** About this task **
Pull every line holding the word "content" out of the data and copy it.

** Exercise data **
⁂

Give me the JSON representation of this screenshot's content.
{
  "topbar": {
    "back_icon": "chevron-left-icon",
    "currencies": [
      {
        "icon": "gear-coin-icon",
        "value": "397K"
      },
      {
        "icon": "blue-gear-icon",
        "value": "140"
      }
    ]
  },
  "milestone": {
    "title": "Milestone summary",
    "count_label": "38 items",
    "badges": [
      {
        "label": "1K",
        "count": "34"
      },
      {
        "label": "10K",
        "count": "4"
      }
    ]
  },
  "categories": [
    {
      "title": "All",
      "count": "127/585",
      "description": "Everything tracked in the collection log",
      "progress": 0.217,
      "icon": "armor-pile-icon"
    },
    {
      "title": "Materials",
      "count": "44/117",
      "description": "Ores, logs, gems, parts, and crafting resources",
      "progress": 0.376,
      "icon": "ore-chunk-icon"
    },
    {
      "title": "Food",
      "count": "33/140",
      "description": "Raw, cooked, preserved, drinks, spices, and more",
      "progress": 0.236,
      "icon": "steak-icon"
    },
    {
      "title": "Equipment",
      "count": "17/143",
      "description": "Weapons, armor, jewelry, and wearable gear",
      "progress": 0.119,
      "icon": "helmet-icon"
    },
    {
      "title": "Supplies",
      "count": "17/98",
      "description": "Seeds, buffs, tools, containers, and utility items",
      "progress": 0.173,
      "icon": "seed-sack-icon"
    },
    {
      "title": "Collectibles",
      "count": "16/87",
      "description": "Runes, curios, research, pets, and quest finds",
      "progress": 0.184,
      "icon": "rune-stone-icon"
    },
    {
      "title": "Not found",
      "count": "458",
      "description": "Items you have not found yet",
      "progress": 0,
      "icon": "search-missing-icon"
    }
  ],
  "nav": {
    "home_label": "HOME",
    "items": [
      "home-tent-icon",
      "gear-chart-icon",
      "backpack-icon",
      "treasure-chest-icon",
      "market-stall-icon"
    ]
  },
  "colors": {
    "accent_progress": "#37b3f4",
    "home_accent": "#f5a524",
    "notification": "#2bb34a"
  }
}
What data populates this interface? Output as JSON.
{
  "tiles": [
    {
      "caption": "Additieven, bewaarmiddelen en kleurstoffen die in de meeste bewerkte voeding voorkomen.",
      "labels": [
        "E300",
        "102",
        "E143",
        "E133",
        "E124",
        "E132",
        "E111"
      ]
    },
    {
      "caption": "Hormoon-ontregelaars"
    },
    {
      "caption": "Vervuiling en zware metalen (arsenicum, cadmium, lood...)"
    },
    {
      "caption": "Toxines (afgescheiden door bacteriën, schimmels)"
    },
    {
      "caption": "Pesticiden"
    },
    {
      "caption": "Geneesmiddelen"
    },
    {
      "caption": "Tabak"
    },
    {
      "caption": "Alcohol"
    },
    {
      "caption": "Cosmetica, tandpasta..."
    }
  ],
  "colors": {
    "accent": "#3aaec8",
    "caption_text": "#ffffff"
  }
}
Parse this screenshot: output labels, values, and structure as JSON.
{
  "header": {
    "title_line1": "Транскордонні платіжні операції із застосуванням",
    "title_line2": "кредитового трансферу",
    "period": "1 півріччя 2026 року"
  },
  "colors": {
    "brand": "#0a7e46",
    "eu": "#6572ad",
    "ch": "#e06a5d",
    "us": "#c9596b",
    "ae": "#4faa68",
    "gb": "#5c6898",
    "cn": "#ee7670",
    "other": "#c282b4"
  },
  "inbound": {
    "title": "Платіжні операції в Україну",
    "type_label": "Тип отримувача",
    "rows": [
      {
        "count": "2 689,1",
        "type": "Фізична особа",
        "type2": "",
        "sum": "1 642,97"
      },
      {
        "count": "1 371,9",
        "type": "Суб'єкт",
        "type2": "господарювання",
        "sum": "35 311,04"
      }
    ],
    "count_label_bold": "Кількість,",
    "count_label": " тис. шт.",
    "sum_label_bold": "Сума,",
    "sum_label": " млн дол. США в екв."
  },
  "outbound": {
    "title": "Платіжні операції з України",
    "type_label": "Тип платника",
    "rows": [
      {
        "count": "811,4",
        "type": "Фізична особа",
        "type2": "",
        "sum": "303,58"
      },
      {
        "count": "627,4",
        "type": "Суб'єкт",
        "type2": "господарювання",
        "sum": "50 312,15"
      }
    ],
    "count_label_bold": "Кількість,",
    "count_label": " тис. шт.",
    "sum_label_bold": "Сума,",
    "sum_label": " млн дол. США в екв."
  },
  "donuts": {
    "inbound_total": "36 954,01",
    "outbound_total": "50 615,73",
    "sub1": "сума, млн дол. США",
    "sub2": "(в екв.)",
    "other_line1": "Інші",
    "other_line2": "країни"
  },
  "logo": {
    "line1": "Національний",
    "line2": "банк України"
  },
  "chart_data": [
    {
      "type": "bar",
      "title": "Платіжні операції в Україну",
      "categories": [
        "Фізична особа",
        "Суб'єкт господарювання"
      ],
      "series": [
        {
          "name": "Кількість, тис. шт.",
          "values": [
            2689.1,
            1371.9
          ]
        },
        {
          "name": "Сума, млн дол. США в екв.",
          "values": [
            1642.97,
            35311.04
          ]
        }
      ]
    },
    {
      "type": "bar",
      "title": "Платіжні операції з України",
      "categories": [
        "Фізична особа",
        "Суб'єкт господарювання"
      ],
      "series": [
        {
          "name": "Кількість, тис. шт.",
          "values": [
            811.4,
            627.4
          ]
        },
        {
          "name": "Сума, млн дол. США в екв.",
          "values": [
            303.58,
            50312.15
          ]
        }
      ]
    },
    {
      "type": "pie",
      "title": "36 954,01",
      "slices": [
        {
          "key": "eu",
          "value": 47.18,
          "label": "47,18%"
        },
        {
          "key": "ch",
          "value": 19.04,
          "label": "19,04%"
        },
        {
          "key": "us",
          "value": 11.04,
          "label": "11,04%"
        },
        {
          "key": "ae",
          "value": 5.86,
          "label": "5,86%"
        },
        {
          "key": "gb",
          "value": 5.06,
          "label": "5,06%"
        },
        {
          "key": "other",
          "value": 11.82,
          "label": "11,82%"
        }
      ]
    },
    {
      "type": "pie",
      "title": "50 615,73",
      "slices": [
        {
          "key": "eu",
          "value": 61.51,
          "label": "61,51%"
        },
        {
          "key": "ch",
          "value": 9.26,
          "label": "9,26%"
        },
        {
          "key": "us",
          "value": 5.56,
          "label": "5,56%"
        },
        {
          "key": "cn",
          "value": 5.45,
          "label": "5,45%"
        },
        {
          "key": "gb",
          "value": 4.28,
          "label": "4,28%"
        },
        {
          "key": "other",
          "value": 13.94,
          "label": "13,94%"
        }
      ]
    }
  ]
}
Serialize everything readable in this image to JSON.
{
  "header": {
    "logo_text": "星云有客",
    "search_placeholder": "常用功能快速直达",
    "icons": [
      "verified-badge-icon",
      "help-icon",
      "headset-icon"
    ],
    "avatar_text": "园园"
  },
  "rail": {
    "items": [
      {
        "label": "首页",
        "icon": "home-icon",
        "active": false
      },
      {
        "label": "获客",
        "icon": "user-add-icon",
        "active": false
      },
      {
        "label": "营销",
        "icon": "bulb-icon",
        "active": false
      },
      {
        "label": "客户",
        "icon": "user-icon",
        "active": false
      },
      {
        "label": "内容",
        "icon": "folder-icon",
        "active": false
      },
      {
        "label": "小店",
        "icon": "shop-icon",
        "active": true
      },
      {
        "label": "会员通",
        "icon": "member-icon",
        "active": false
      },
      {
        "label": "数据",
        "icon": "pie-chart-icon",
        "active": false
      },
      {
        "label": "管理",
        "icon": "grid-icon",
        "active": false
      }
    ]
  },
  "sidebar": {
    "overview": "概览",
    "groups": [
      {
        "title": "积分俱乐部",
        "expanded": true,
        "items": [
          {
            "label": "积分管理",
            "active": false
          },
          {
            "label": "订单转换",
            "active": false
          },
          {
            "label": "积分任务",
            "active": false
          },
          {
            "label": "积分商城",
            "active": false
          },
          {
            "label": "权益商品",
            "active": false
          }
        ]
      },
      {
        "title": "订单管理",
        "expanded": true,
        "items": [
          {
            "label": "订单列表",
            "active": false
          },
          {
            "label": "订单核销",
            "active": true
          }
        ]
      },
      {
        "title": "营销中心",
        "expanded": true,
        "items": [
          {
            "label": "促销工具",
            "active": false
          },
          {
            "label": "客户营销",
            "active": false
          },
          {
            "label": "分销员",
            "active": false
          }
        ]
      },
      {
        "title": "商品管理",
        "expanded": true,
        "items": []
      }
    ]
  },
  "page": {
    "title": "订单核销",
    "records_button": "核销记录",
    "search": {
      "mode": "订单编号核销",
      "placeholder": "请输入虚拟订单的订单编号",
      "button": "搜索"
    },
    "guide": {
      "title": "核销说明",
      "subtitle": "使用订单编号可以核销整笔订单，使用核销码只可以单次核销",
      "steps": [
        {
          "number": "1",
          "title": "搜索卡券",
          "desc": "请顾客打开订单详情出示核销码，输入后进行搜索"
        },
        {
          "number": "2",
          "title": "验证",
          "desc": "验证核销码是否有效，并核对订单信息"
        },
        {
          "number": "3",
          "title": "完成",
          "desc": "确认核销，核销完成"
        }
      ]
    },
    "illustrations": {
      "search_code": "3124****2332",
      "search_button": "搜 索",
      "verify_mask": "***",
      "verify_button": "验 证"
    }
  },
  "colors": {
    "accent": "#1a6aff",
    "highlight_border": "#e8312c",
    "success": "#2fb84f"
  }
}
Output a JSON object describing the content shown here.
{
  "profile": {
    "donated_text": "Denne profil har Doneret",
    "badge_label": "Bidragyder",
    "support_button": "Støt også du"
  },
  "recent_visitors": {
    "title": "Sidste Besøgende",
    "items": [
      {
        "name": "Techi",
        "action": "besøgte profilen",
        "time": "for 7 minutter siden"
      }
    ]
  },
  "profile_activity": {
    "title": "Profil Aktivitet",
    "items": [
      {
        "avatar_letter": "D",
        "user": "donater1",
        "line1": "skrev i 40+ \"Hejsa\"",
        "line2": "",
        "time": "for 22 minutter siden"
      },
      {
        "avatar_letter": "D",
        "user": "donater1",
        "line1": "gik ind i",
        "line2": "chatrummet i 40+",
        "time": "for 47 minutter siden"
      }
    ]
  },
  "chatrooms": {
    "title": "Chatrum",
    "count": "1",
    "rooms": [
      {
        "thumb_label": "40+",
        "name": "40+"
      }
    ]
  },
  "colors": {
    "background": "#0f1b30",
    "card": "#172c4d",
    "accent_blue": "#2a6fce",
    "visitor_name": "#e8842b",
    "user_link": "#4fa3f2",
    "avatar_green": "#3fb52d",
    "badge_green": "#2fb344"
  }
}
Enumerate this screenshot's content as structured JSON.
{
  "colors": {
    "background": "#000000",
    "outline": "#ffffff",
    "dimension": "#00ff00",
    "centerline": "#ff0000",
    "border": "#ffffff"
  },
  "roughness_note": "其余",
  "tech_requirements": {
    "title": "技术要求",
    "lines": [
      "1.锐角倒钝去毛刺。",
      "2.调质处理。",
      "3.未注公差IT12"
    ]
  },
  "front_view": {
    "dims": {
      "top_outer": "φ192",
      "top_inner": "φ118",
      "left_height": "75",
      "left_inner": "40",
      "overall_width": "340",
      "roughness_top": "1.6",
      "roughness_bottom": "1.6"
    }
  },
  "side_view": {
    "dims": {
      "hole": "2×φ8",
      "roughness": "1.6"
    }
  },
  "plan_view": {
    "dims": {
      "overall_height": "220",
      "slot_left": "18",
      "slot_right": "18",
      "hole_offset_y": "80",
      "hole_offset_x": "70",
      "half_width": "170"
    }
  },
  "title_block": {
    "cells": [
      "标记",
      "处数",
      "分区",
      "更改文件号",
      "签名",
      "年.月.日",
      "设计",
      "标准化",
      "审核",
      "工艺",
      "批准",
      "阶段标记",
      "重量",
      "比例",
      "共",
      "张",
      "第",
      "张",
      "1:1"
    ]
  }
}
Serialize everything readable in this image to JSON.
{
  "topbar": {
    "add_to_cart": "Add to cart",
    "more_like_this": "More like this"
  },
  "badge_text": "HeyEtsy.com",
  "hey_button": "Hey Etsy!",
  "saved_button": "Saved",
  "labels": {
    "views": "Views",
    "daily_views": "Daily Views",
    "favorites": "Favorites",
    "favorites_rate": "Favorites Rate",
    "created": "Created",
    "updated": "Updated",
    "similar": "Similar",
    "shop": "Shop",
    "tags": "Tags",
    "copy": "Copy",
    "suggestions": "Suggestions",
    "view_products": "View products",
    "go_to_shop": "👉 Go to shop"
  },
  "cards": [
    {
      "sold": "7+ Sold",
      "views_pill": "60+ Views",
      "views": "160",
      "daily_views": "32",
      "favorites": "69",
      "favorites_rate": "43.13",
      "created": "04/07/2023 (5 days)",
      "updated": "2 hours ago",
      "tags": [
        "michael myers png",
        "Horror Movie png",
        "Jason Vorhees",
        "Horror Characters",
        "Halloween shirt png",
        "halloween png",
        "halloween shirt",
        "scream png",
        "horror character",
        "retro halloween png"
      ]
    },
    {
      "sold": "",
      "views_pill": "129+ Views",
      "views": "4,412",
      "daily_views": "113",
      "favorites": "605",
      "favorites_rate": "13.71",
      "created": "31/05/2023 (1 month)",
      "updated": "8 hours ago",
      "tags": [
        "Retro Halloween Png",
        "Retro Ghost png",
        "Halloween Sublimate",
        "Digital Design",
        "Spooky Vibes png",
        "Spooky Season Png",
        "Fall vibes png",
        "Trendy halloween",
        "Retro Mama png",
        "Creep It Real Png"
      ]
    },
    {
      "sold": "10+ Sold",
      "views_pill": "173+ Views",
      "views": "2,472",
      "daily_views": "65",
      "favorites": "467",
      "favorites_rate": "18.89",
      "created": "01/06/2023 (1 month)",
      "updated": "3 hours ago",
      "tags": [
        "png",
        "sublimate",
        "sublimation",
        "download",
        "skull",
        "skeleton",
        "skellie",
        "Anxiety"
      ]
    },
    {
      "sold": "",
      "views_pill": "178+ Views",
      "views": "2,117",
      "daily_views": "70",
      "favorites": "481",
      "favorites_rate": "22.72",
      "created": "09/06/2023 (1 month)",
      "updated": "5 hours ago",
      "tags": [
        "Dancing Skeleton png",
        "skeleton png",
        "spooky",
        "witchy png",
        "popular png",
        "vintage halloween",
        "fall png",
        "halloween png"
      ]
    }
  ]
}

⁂

** Solution to this task **
Give me the JSON representation of this screenshot's content.
Output a JSON object describing the content shown here.
Enumerate this screenshot's content as structured JSON.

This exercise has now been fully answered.